3 Things to Avoid When Crossing Over to Using Clipless Pedals

Tuesday, October 29, 2013

Clipless pedals are the fixture of choice for most serious cyclists. The name may sound misleading as your shoes do, in fact, clip in, but “clipless” refers to their absence of the older style fixtures that had toe straps and buckles. They allow for a more efficient pedalling motion than standard pedals, facilitating a circular motion rather than the more up-and-down motion of non-clipping pedals.

There is, however, a bit of a learning curve when it comes to making the switch, so here are 3 things to avoid once you’ve taken the leap toward clipless.

Diving in the Deep End

When you start out using clipless pedals, it’s highly likely that you’ll fall over at least a few times while you’re adjusting.
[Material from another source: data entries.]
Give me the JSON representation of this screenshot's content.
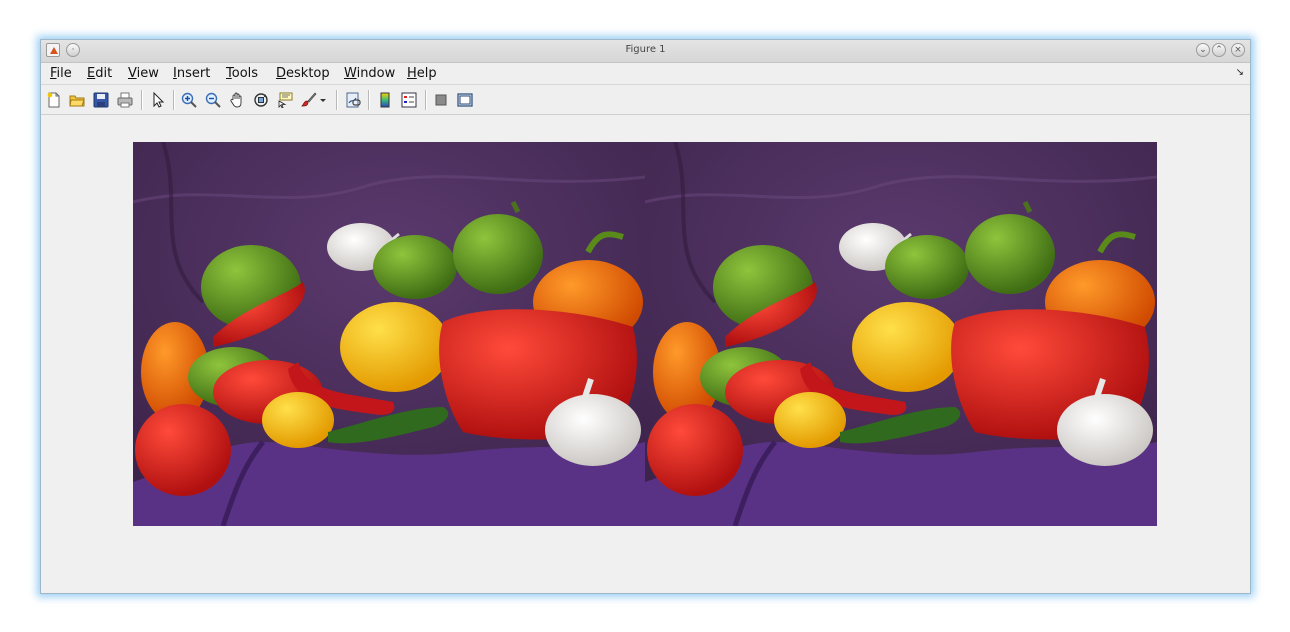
{
  "window": {
    "title": "Figure 1"
  },
  "menubar": {
    "items": [
      {
        "label": "File",
        "mnemonic": "F",
        "rest": "ile"
      },
      {
        "label": "Edit",
        "mnemonic": "E",
        "rest": "dit"
      },
      {
        "label": "View",
        "mnemonic": "V",
        "rest": "iew"
      },
      {
        "label": "Insert",
        "mnemonic": "I",
        "rest": "nsert"
      },
      {
        "label": "Tools",
        "mnemonic": "T",
        "rest": "ools"
      },
      {
        "label": "Desktop",
        "mnemonic": "D",
        "rest": "esktop"
      },
      {
        "label": "Window",
        "mnemonic": "W",
        "rest": "indow"
      },
      {
        "label": "Help",
        "mnemonic": "H",
        "rest": "elp"
      }
    ]
  },
  "toolbar": {
    "icons": [
      "new-figure-icon",
      "open-file-icon",
      "save-icon",
      "print-icon",
      "edit-plot-arrow-icon",
      "zoom-in-icon",
      "zoom-out-icon",
      "pan-hand-icon",
      "rotate-3d-icon",
      "data-cursor-icon",
      "brush-icon",
      "link-plot-icon",
      "insert-colorbar-icon",
      "insert-legend-icon",
      "hide-plot-tools-icon",
      "show-plot-tools-icon"
    ]
  },
  "axes": {
    "content": "side-by-side peppers image",
    "background_color": "#4a2c5a"
  }
}
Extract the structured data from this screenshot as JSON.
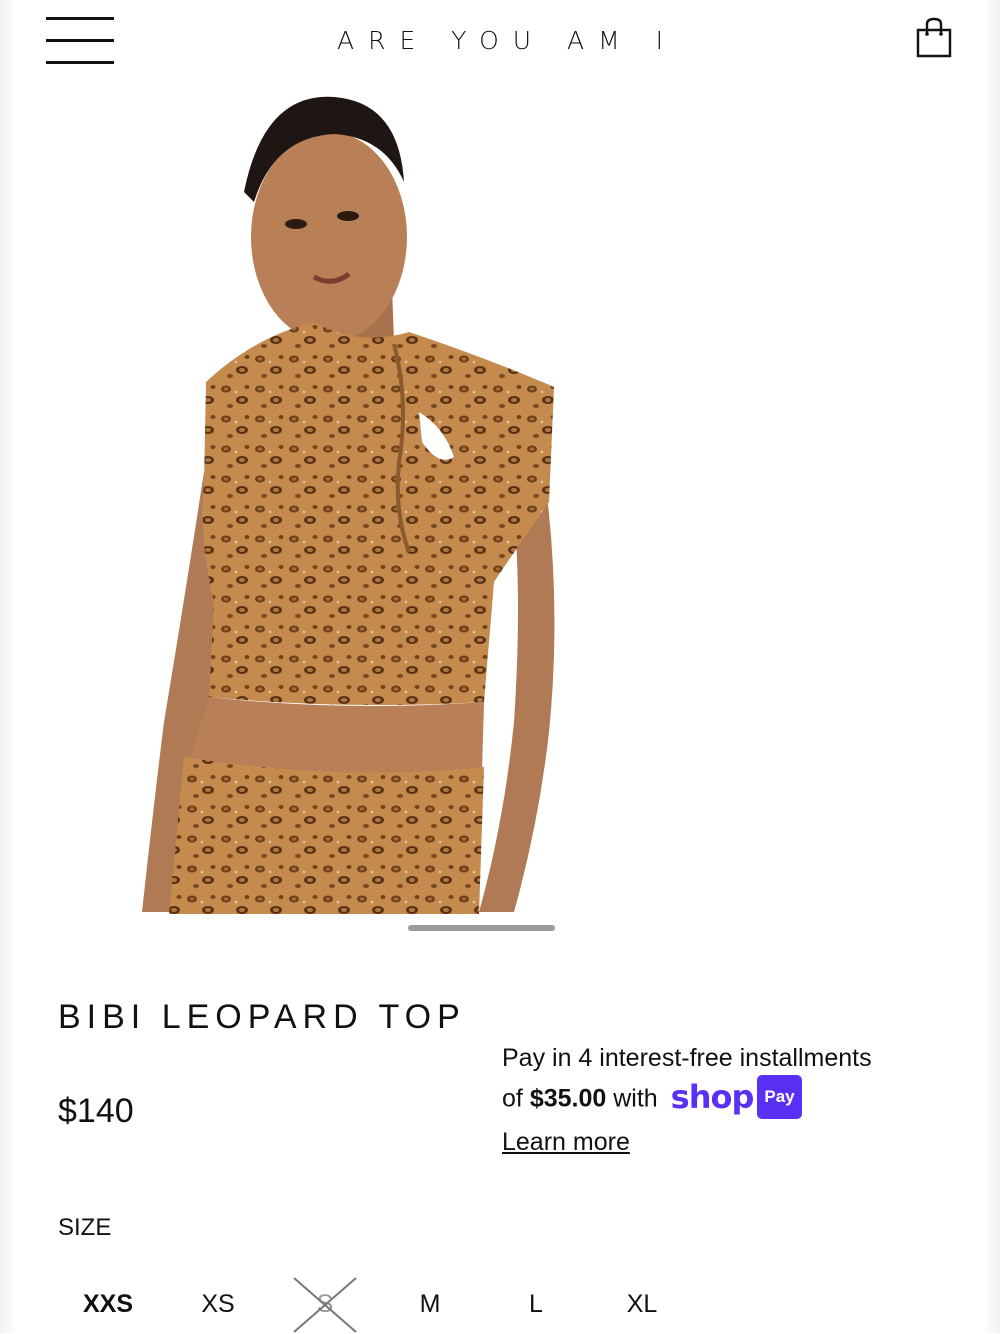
{
  "header": {
    "brand": "ARE YOU AM I"
  },
  "product": {
    "title": "BIBI LEOPARD TOP",
    "price": "$140"
  },
  "installments": {
    "line1": "Pay in 4 interest-free installments",
    "of_text": "of",
    "amount": "$35.00",
    "with_text": "with",
    "shop_logo": "shop",
    "pay_badge": "Pay",
    "learn_more": "Learn more"
  },
  "size_section": {
    "label": "SIZE",
    "options": [
      {
        "label": "XXS",
        "selected": true,
        "available": true
      },
      {
        "label": "XS",
        "selected": false,
        "available": true
      },
      {
        "label": "S",
        "selected": false,
        "available": false
      },
      {
        "label": "M",
        "selected": false,
        "available": true
      },
      {
        "label": "L",
        "selected": false,
        "available": true
      },
      {
        "label": "XL",
        "selected": false,
        "available": true
      }
    ]
  },
  "colors": {
    "shop_pay_purple": "#5a31f4",
    "text": "#111111",
    "indicator": "#9a9a9a"
  }
}
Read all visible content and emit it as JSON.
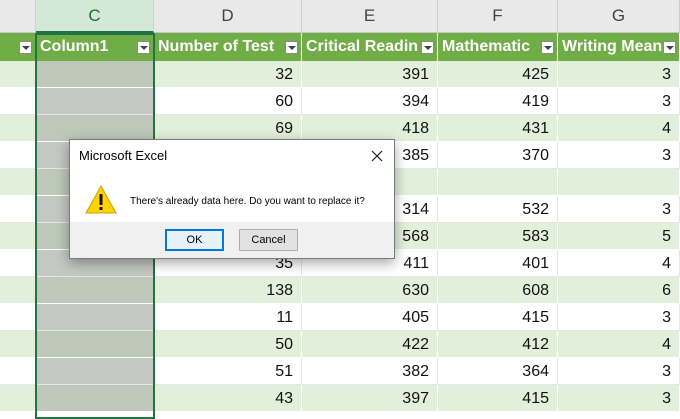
{
  "columns": {
    "C": "C",
    "D": "D",
    "E": "E",
    "F": "F",
    "G": "G"
  },
  "table_headers": {
    "col_c": "Column1",
    "col_d": "Number of Test",
    "col_e": "Critical Readin",
    "col_f": "Mathematic",
    "col_g": "Writing Mean"
  },
  "rows": [
    {
      "d": "32",
      "e": "391",
      "f": "425",
      "g": "3"
    },
    {
      "d": "60",
      "e": "394",
      "f": "419",
      "g": "3"
    },
    {
      "d": "69",
      "e": "418",
      "f": "431",
      "g": "4"
    },
    {
      "d": "",
      "e": "385",
      "f": "370",
      "g": "3"
    },
    {
      "d": "",
      "e": "",
      "f": "",
      "g": ""
    },
    {
      "d": "",
      "e": "314",
      "f": "532",
      "g": "3"
    },
    {
      "d": "",
      "e": "568",
      "f": "583",
      "g": "5"
    },
    {
      "d": "35",
      "e": "411",
      "f": "401",
      "g": "4"
    },
    {
      "d": "138",
      "e": "630",
      "f": "608",
      "g": "6"
    },
    {
      "d": "11",
      "e": "405",
      "f": "415",
      "g": "3"
    },
    {
      "d": "50",
      "e": "422",
      "f": "412",
      "g": "4"
    },
    {
      "d": "51",
      "e": "382",
      "f": "364",
      "g": "3"
    },
    {
      "d": "43",
      "e": "397",
      "f": "415",
      "g": "3"
    }
  ],
  "dialog": {
    "title": "Microsoft Excel",
    "message": "There's already data here. Do you want to replace it?",
    "ok_label": "OK",
    "cancel_label": "Cancel",
    "icon": "warning-icon",
    "close_icon": "close-icon"
  },
  "colors": {
    "table_header": "#70ad47",
    "band": "#e2efda",
    "selection": "#217346"
  }
}
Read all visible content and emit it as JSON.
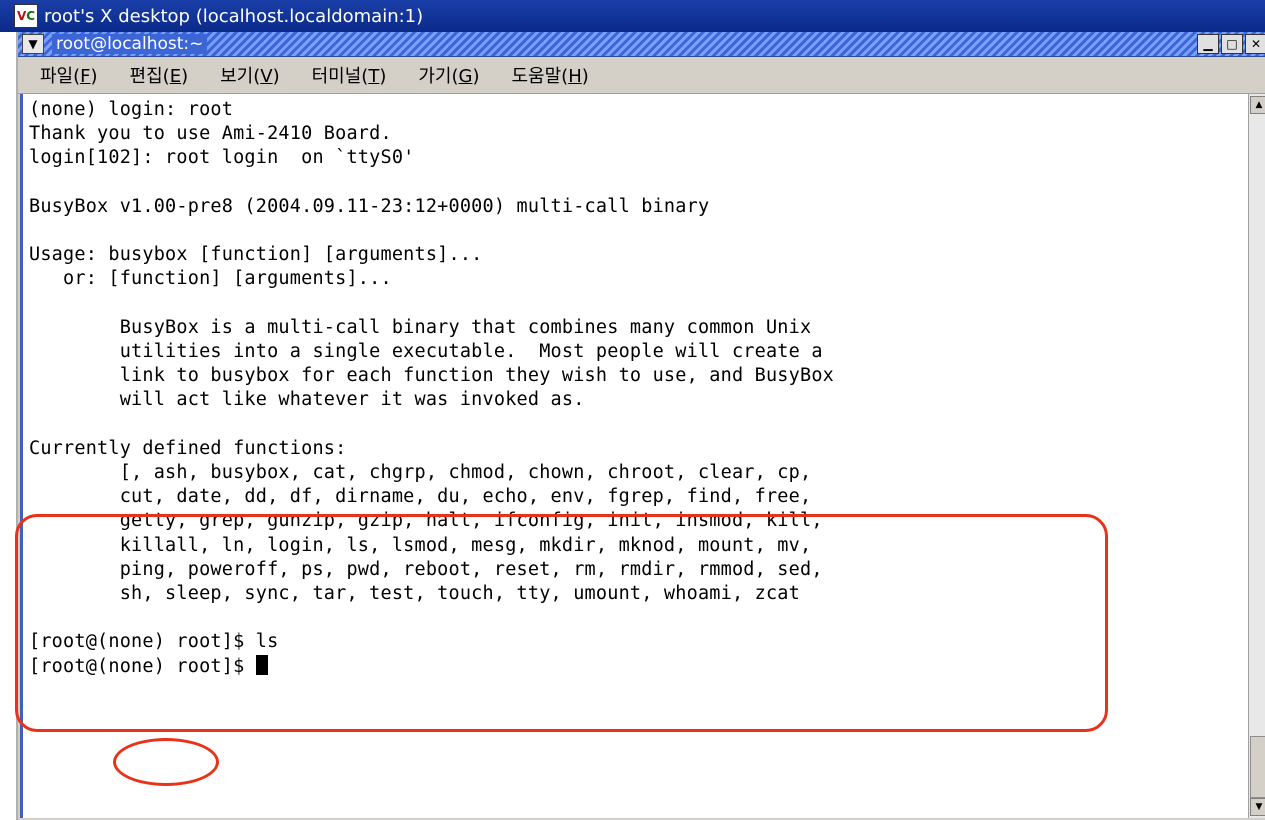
{
  "vnc_window": {
    "logo": "VC",
    "title": "root's X desktop (localhost.localdomain:1)"
  },
  "terminal_window": {
    "title": "root@localhost:~",
    "window_controls": [
      "minimize",
      "maximize",
      "close"
    ],
    "menu": [
      {
        "prefix": "파일(",
        "mnemonic": "F",
        "suffix": ")"
      },
      {
        "prefix": "편집(",
        "mnemonic": "E",
        "suffix": ")"
      },
      {
        "prefix": "보기(",
        "mnemonic": "V",
        "suffix": ")"
      },
      {
        "prefix": "터미널(",
        "mnemonic": "T",
        "suffix": ")"
      },
      {
        "prefix": "가기(",
        "mnemonic": "G",
        "suffix": ")"
      },
      {
        "prefix": "도움말(",
        "mnemonic": "H",
        "suffix": ")"
      }
    ]
  },
  "terminal_output": {
    "lines": [
      "(none) login: root",
      "Thank you to use Ami-2410 Board.",
      "login[102]: root login  on `ttyS0'",
      "",
      "BusyBox v1.00-pre8 (2004.09.11-23:12+0000) multi-call binary",
      "",
      "Usage: busybox [function] [arguments]...",
      "   or: [function] [arguments]...",
      "",
      "        BusyBox is a multi-call binary that combines many common Unix",
      "        utilities into a single executable.  Most people will create a",
      "        link to busybox for each function they wish to use, and BusyBox",
      "        will act like whatever it was invoked as.",
      "",
      "Currently defined functions:",
      "        [, ash, busybox, cat, chgrp, chmod, chown, chroot, clear, cp,",
      "        cut, date, dd, df, dirname, du, echo, env, fgrep, find, free,",
      "        getty, grep, gunzip, gzip, halt, ifconfig, init, insmod, kill,",
      "        killall, ln, login, ls, lsmod, mesg, mkdir, mknod, mount, mv,",
      "        ping, poweroff, ps, pwd, reboot, reset, rm, rmdir, rmmod, sed,",
      "        sh, sleep, sync, tar, test, touch, tty, umount, whoami, zcat",
      "",
      "[root@(none) root]$ ls"
    ],
    "prompt": "[root@(none) root]$ "
  },
  "annotations": {
    "highlight_color": "#e8321a",
    "highlighted": [
      "currently-defined-functions-block",
      "hostname-none"
    ]
  },
  "colors": {
    "vnc_titlebar": "#0a2a8a",
    "terminal_titlebar": "#3c66d6",
    "terminal_bg": "#ffffff",
    "terminal_fg": "#000000"
  }
}
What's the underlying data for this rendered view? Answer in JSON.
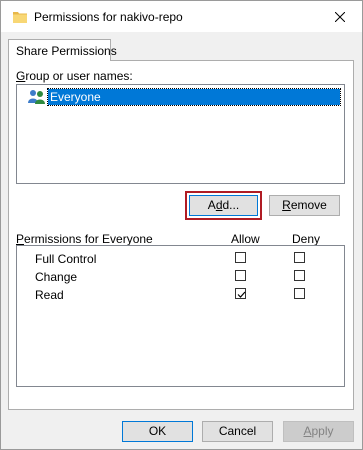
{
  "window": {
    "title": "Permissions for nakivo-repo",
    "icons": {
      "app": "folder-icon",
      "close": "close-icon"
    }
  },
  "tab": {
    "label": "Share Permissions"
  },
  "groups": {
    "label_prefix": "",
    "label_accel": "G",
    "label_rest": "roup or user names:",
    "items": [
      {
        "name": "Everyone",
        "icon": "users-group-icon",
        "selected": true
      }
    ]
  },
  "buttons": {
    "add_accel": "d",
    "add_prefix": "A",
    "add_rest": "d...",
    "remove_accel": "R",
    "remove_rest": "emove",
    "ok": "OK",
    "cancel": "Cancel",
    "apply_accel": "A",
    "apply_rest": "pply"
  },
  "permissions": {
    "header_accel": "P",
    "header_rest": "ermissions for Everyone",
    "allow_header": "Allow",
    "deny_header": "Deny",
    "rows": [
      {
        "name": "Full Control",
        "allow": false,
        "deny": false
      },
      {
        "name": "Change",
        "allow": false,
        "deny": false
      },
      {
        "name": "Read",
        "allow": true,
        "deny": false
      }
    ]
  },
  "colors": {
    "selection": "#0078d7",
    "focus_outline": "#b01c24"
  }
}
It’s a bit of a learning process and just about everybody will forget to unclip every now and again when coming to a halt – meaning a date with the cold hard ground.

Accommodate for this possibility by starting out slowly; get some practice in a park or a quiet street so that if you do fall, you can avoid any nasty collisions with cars or pedestrians. Better yet, ride on grass the first few times while you get used to the feeling of your new pedals, so that you minimise damage to your bike if you come off it, rather than scraping up your nice paintwork.

Don’t dive straight into the deep end and hurtle along your usual high-octane sprint routes or use your work commute as a trial run, you should ease into it and remember: you’re learning!

Having Your Seat Too High

If your seat is set to the optimal height for riding, then it will be set high enough so that both of your feet won’t be able to touch the ground while sitting. When you’re learning though, it’s okay to alter your configuration a little so that you’re closer to the ground. If you’re trying to juggle tiptoeing with the foreign feel of your new pedals, you’re likely to end up falling over and battling frustration.

Simply lower your seat a little while you get used to the new pedals and once you feel that you’ve got the hang of it and you’re confident that your skills are up to scratch, readjust the seat back up to optimal height. This will make it much easier for you while you learn.

Ignoring Release Pressure

Most clipless pedals have an adjustable release pressure. When you make the switch, make sure you understand how to adjust this setting so that you can play around with it and ensure it’s set correctly for your needs and abilities.

When you first start out, it’s wise to have your release pressure set lightly so it’s easier to unclip while you’re still getting used to having to perform the deliberate action of clipping in and out throughout your rides.

Once you’re ready to get back into your normal riding regimes, tighten them up so that you can really get the most out of them during more intense riding and sprints. Make sure they’re tight enough to keep your feet secure during your more vigorous pedalling but still set lightly enough that it’s not a struggle to unclip on stopping.

If you can simply avoid these rookie mistakes you’ll be well on your way to cycling like a pro and enjoying the advantages of the clipless revolution. Check out the competition-level range from Merida bikes and get serious about your sport by switching to clipless.